A sonification of data recorded by the Italian Spring Accelerometer (ISA) aboard the BepiColombo spacecraft as it neared Earth ahead of the April 2020 flyby.
The data in the recording were obtained on 9 April as the spacecraft approached the planet from the distance of 256 393 km to 129 488 km. Eight Hours of measurements are condensed into a minute of audio. The original frequency of the dataset, inaudible to humans, had to be enhanced by the team from Italy’s National Institute for Astrophysics (INAF) in order to create the audio track.
Carmelo Magnafico, one of the ISA team members, compares the recording to the sound conducted through the rail when a train is approaching.
“What you are hearing is actually the sound of BepiColombo,” says Carmelo. “The vibrations caused by external and internal factors are transmitted into our accelerometer. It’s the same principle as when you put your ear on the rail to hear whether the train is coming.”

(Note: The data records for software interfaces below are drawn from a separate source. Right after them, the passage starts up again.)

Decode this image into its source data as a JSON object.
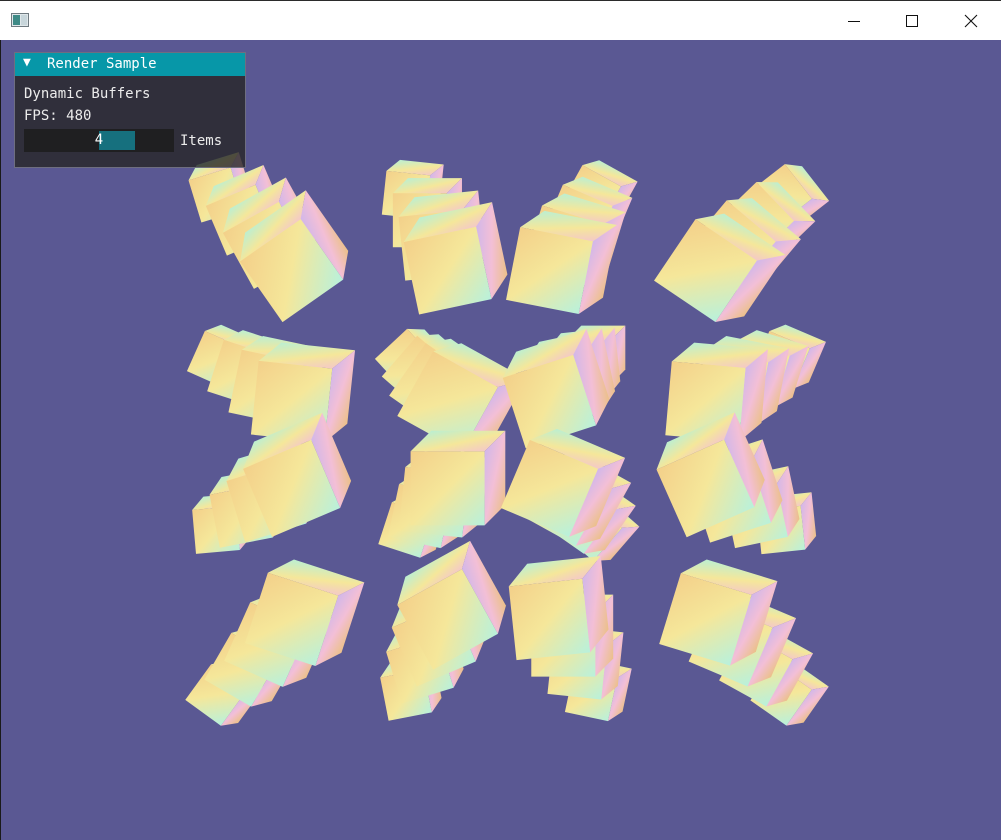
{
  "window": {
    "app_icon": "window-app-icon",
    "controls": [
      "minimize-icon",
      "maximize-icon",
      "close-icon"
    ]
  },
  "scene": {
    "background_color": "#5a5893",
    "cube_colors": [
      "#f5e79a",
      "#aef1df",
      "#f3bfd6",
      "#e9c073",
      "#c8b5ef"
    ],
    "cube_groups": 16
  },
  "panel": {
    "title": "Render Sample",
    "collapse_icon": "triangle-down-icon",
    "header_color": "#0797a8",
    "mode_label": "Dynamic Buffers",
    "fps_label": "FPS: 480",
    "items_slider": {
      "value": "4",
      "label": "Items"
    }
  }
}
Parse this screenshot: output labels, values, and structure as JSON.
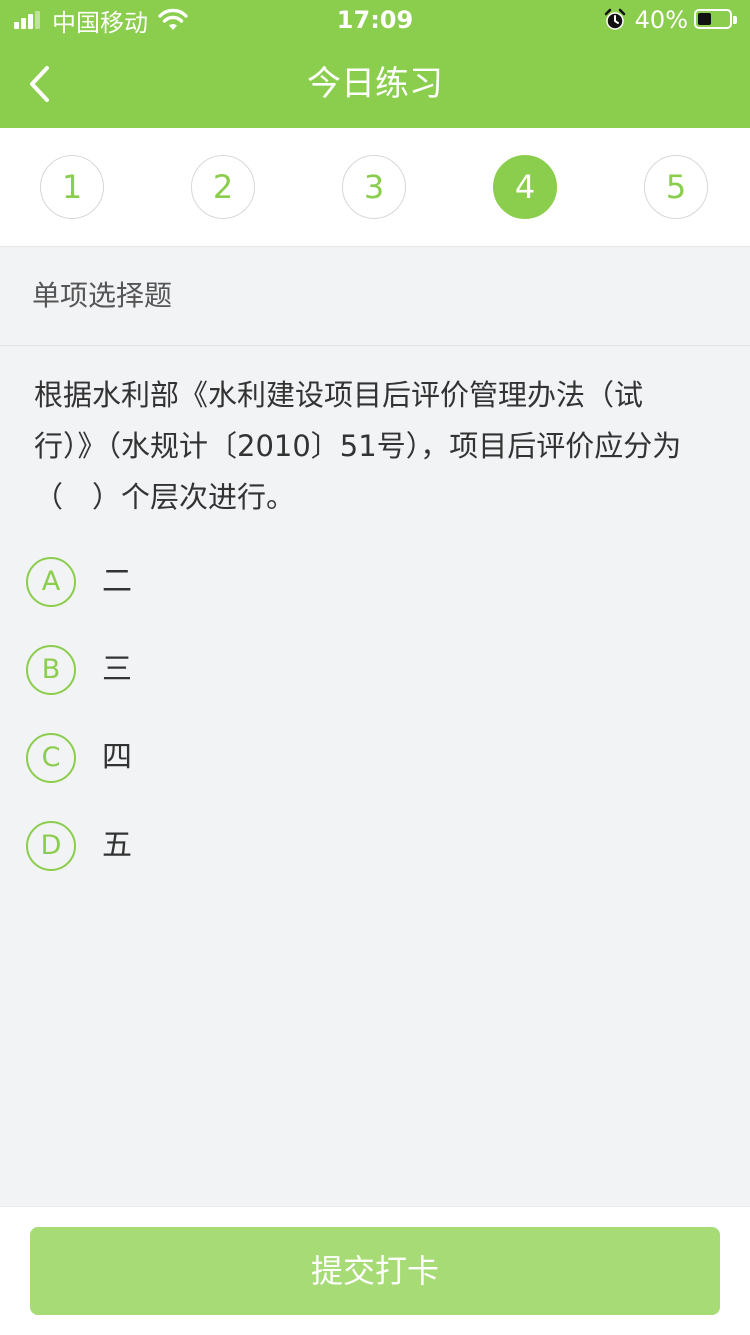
{
  "status_bar": {
    "carrier": "中国移动",
    "time": "17:09",
    "battery_percent": "40%",
    "icons": [
      "signal-icon",
      "wifi-icon",
      "alarm-icon",
      "battery-icon"
    ],
    "battery_level": 0.4
  },
  "nav": {
    "title": "今日练习",
    "back_icon": "chevron-left-icon"
  },
  "steps": {
    "items": [
      "1",
      "2",
      "3",
      "4",
      "5"
    ],
    "active": "4"
  },
  "question": {
    "type_label": "单项选择题",
    "lines": [
      "根据水利部《水利建设项目后评价管理办法（试",
      "行）》（水规计〔2010〕51号），项目后评价应分为",
      "（　）个层次进行。"
    ],
    "options": [
      {
        "letter": "A",
        "text": "二"
      },
      {
        "letter": "B",
        "text": "三"
      },
      {
        "letter": "C",
        "text": "四"
      },
      {
        "letter": "D",
        "text": "五"
      }
    ]
  },
  "footer": {
    "submit_label": "提交打卡"
  },
  "colors": {
    "accent": "#8bcd4c",
    "button_disabled": "#a6db76",
    "background": "#f2f3f5"
  }
}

The ISA accelerometer consists of three spring-mass systems sensitive to the smallest deviations from the “freefall” state in the spacecraft motion dynamic. The instrument is so sensitive that it can detect the so-called solar radiation pressure, a tiny force that photons in the sunlight exert on the spacecraft as they hit its surface.
In another recording, obtained as the spacecraft flew through Earth’s shadow with no direct visibility of the Sun, the scientists could distinguish the moment when the sunrays stopped exerting pressure on the spacecraft’s solar panels.
“When the spacecraft enters the shadow and the force of the Sun disappears, we can hear a slight vibration,” explains Carmelo. “The solar panels, previously flexed by the Sun, then find a new balance. Upon exiting the shadow, we can hear the effect again.”
Hearing a clear effect of such a subtle influence showed the instrument is capable of registering the smallest differences in motion.
“This is an extraordinary situation,” says Carmelo. “Since we started the cruise, we have only been in direct sunshine, so we did not have the possibility to check effectively whether our instrument is measuring the variations of the force of the sunlight. This is a proof for us that the instrument is quite well-calibrated because the jump in the acceleration we measured is in line with our expectations.”
Once at Mercury, the ISA team will study the gravitational field of the smallest planet of the Solar System and its variations due to solar tides. Mapping local gravity anomalies will help scientists to better understand the internal structure of Mercury, a perplexing planet with a surprisingly large core and an unexpected magnetic field.
The video accompanying the audio sequence consists of images captured by three ‘selfie’ cameras aboard BepiColombo’s transfer module. The images correspond with the time when the audio recording was obtained.